IMF Launches New ‘Global Currency’ Called UMU Designed To ‘Monitor All Transactions’

Fact checked

A new global currency has just been launched by the international banking elite, but 99 percent of the global population has no idea what just happened.

The DCMA, a globalist membership organization of sovereign states, central banks, commercial and retail banks, and other financial institutions, confirmed the launch of the international CBDC this week at the International Monetary Fund (IMF) Spring Meetings 2023.

According to the IMF, the CBDC is designed to “enforce banking regulations” and “monitor all transactions.”

The Universal Monetary Unit (UMU), also known as “Unicoin” and symbolized as Ü, can transact in any legal tender settlement currency and can be configured to operate according to the central banking regulations of each participating jurisdiction.

DCMA executive director Darrell Hubbard, and the “chief architect” of UMU, says UMU strengthens the international monetary system by helping the IMF achieve its stated mandate to provide economic and financial stability to its member states.

“UMU is a game-changer in how cross-border payments are transacted and mitigates against seasonal and systemic local currency depreciation,” Hubbard says.

What is Unicoin, and what are its implications?

Central bank digital currencies (CBDC) have been a hot topic this year. The European Central Bank is due to finish its investigation into a digital euro in October. This week, the Bank of England announced it is looking to grow its CBDC team for a potential ‘Britcoin.’ Also, this week, Sweden has just published the third round of its pilot report for its own e-krona. Per Pymnts:

UMU is “legally a money commodity, can transact in any legal tender settlement currency, and functions like a CBDC to enforce banking regulations and to protect the financial integrity of the international banking system,” the DCMA said in a news release.

Banks can attach SWIFT codes and bank accounts to a UMU digital currency wallet and transact “SWIFT-like cross-border payments over digital currency rails,” a reference to the SWIFT payment system, per the release.

This allows users to bypass “the correspondent banking system at best-priced wholesale FX rates and with instantaneous real-time settlement,” the release said.

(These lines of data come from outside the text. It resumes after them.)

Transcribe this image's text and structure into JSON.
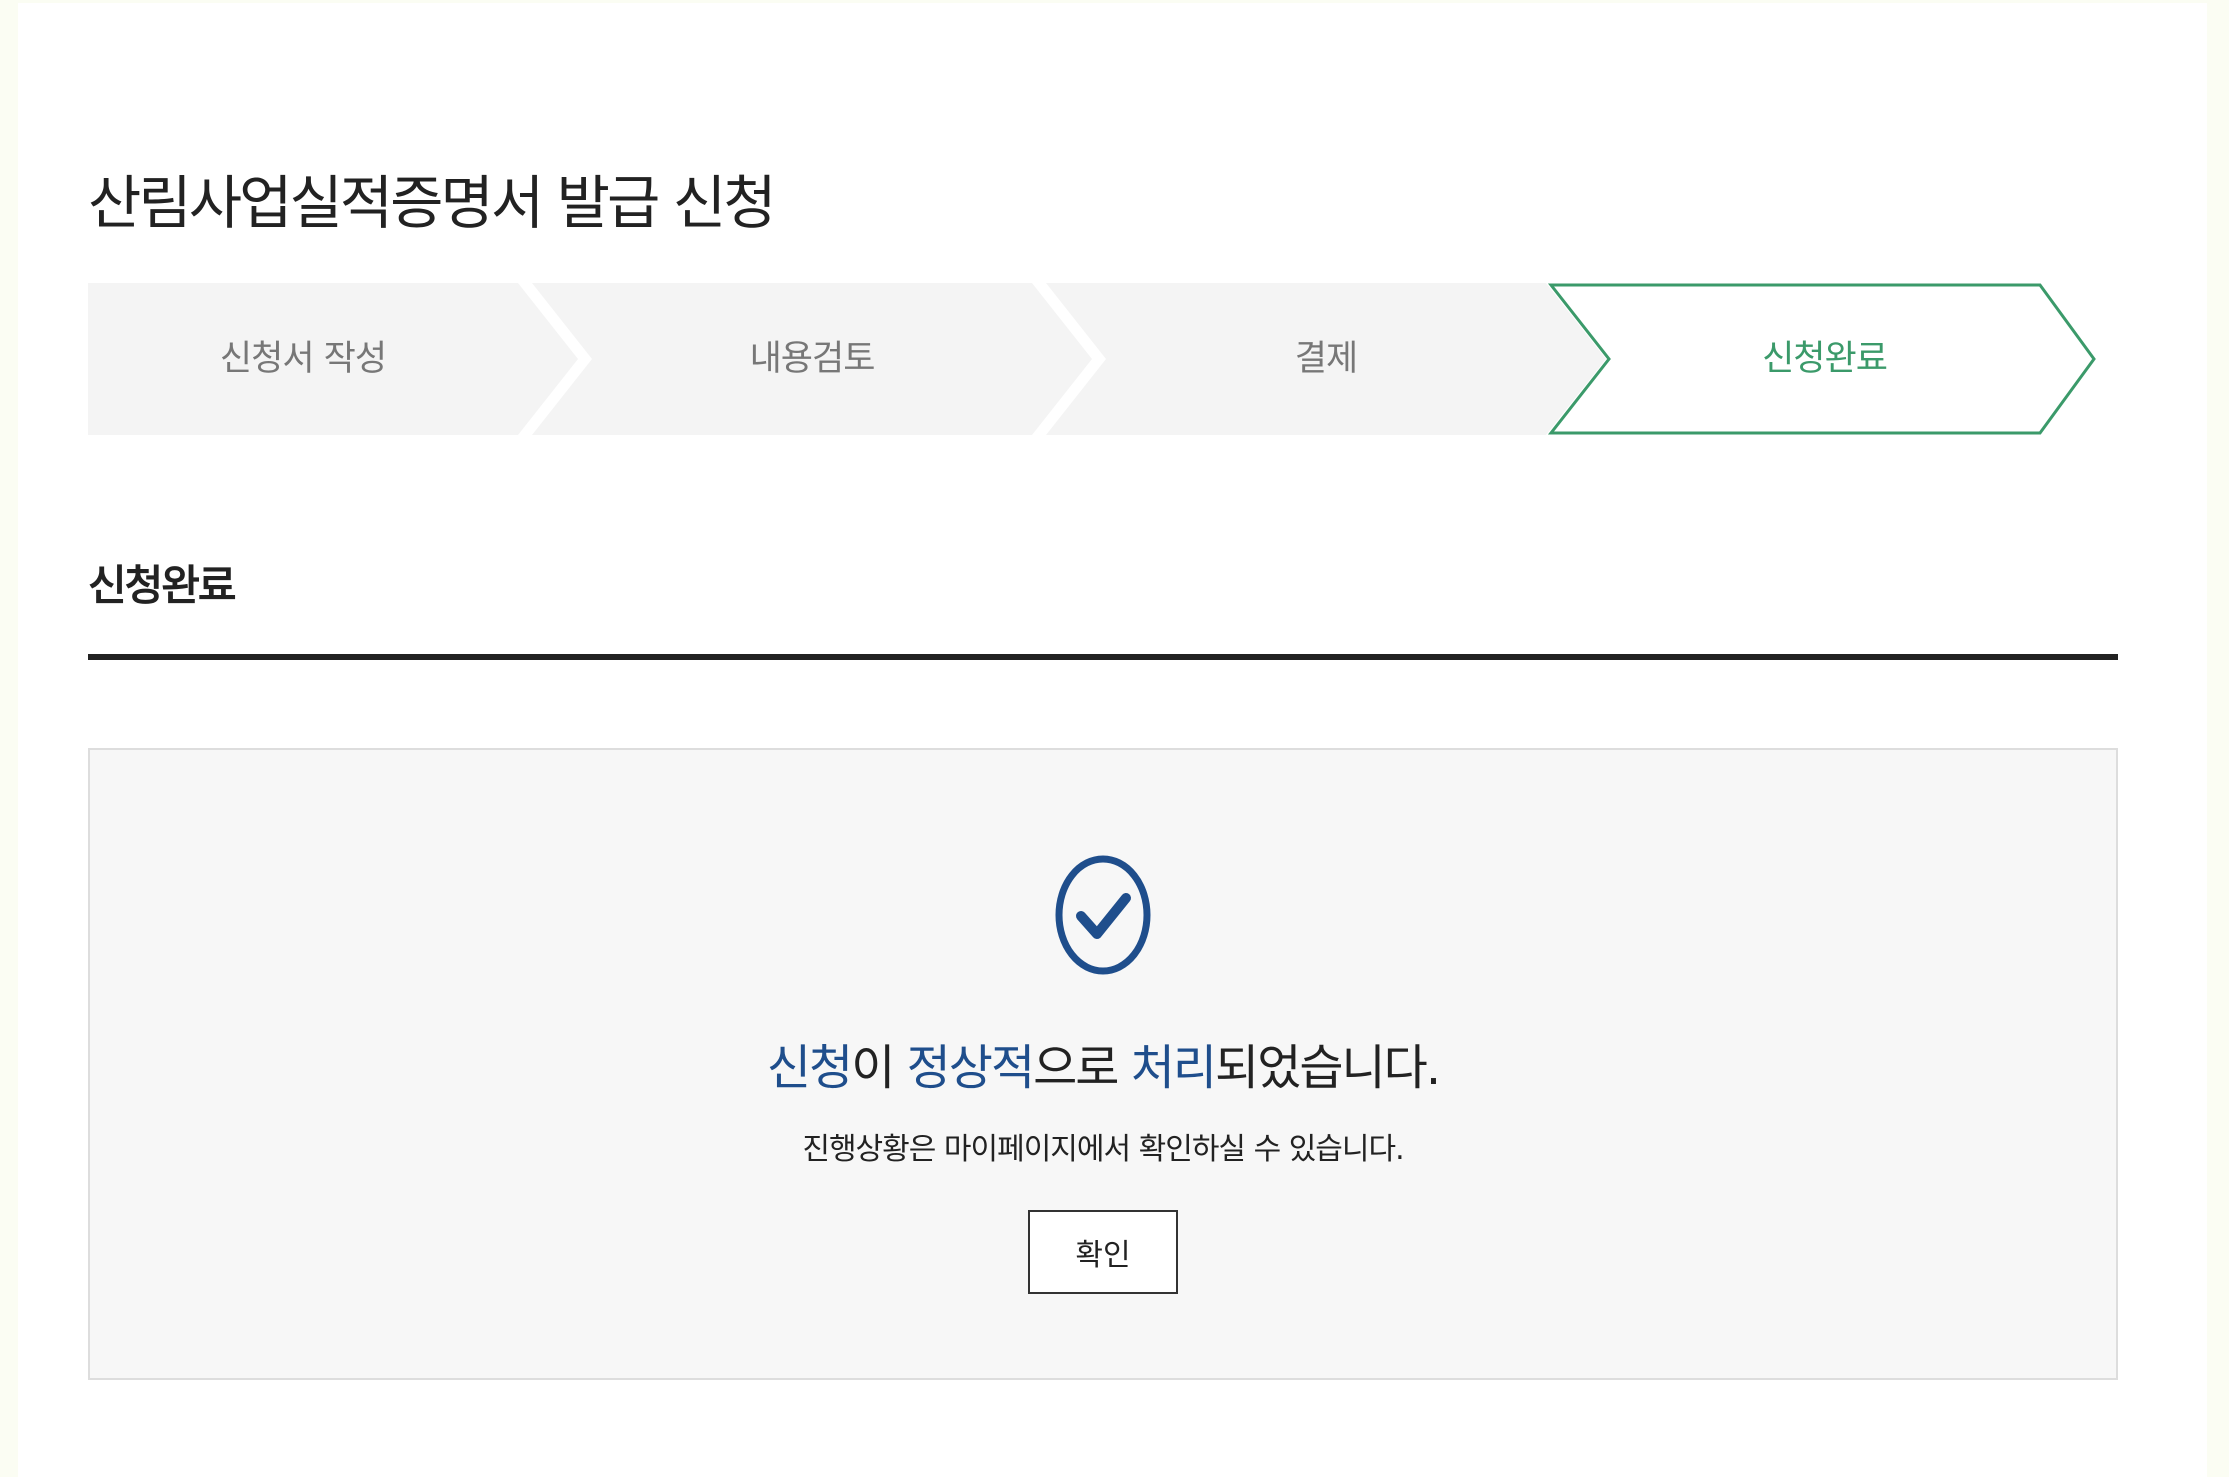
{
  "page": {
    "title": "산림사업실적증명서 발급 신청"
  },
  "steps": [
    {
      "label": "신청서 작성",
      "active": false
    },
    {
      "label": "내용검토",
      "active": false
    },
    {
      "label": "결제",
      "active": false
    },
    {
      "label": "신청완료",
      "active": true
    }
  ],
  "section": {
    "title": "신청완료"
  },
  "result": {
    "icon": "check-circle-icon",
    "message_parts": [
      {
        "text": "신청",
        "highlight": true
      },
      {
        "text": "이 ",
        "highlight": false
      },
      {
        "text": "정상적",
        "highlight": true
      },
      {
        "text": "으로 ",
        "highlight": false
      },
      {
        "text": "처리",
        "highlight": true
      },
      {
        "text": "되었습니다.",
        "highlight": false
      }
    ],
    "sub_message": "진행상황은 마이페이지에서 확인하실 수 있습니다.",
    "confirm_label": "확인"
  },
  "colors": {
    "accent_green": "#3b9a6a",
    "highlight_blue": "#1f4e8c",
    "step_inactive_bg": "#f4f4f4",
    "text_dark": "#222222"
  }
}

The DCMA pointed in the release to comments from Tobias Adrian, financial counsellor at the IMF, who envisioned a “multilateral platform … that could improve cross-border payments — at the same time transforming foreign exchange transactions, risk sharing, and more generally, financial contracting.”

DCMA Executive Director Darrell Hubbard said in the release UMU is “the exact solution” to the vision the IMF has expressed.

The authority said UMU adopts “a global localization public monetary system architecture” and can be configured to meet “the central banking regulations of each participating jurisdiction.”

The launch comes amid a flurry debate about CBDCs in the U.S. Last month saw Florida Gov. Ron DeSantis and Texas Sen. Ted Cruz propose bans on the use of the currency.

DeSantis, often mentioned as a possible 2024 presidential candidate, has proposed legislation that would bar the use of both federal and foreign CBDC as money and called on other states to add similar prohibitions to their uniform commercial codes.

Two days later, Cruz introduced a bill that would prohibit the Federal Reserve from developing a direct-to-consumer CBDC.